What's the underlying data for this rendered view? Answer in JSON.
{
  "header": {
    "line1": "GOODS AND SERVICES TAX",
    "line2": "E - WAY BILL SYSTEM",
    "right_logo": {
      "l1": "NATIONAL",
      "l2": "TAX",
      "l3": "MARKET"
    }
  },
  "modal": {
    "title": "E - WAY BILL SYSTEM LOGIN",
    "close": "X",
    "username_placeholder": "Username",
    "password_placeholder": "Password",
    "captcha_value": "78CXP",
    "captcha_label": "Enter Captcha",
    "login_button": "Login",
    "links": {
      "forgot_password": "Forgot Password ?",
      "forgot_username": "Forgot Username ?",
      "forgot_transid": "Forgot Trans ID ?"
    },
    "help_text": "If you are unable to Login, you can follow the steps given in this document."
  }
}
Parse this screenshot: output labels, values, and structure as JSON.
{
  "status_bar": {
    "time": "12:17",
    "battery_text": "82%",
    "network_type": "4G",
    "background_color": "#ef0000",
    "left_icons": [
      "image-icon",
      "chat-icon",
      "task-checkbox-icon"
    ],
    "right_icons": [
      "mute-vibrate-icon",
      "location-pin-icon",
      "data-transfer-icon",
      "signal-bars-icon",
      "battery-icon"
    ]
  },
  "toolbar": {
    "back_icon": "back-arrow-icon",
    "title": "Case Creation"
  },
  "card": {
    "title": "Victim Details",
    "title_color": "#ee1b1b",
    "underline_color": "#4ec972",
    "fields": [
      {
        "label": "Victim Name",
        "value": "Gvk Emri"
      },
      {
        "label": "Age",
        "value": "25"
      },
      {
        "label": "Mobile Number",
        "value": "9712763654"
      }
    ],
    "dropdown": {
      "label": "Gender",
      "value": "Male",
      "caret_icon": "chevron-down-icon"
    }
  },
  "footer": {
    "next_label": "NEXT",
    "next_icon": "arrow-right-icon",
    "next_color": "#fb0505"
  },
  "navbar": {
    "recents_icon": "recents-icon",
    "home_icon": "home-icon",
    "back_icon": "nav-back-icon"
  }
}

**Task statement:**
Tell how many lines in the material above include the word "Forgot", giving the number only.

**Result of this task:**
3